## WHAT TO WORK ON:
Scan the records below. Copy every line in which the word "icon" appears.
※
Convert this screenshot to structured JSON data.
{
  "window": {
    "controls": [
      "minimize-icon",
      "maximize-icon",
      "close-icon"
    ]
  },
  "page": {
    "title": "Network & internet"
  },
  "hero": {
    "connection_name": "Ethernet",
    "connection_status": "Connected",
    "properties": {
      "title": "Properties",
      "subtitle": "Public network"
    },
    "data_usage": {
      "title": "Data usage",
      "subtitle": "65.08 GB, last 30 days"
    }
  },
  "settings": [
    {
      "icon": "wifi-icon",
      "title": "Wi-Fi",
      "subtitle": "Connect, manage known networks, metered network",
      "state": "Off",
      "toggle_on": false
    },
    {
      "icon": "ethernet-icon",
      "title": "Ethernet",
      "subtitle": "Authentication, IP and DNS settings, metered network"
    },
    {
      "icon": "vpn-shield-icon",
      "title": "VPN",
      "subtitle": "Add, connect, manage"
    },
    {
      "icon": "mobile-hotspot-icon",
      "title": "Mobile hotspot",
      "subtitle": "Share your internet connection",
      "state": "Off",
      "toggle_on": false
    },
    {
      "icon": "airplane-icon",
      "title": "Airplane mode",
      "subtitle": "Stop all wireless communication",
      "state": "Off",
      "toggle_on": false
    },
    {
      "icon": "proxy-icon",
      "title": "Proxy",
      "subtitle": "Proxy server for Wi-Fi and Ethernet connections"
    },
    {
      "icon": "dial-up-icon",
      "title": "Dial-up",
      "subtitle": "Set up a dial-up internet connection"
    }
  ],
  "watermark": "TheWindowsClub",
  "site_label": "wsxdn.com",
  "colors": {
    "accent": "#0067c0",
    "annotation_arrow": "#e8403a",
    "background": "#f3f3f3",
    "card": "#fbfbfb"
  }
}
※
## ANSWER:
      "minimize-icon",
      "maximize-icon",
      "close-icon"
      "icon": "wifi-icon",
      "icon": "ethernet-icon",
      "icon": "vpn-shield-icon",
      "icon": "mobile-hotspot-icon",
      "icon": "airplane-icon",
      "icon": "proxy-icon",
      "icon": "dial-up-icon",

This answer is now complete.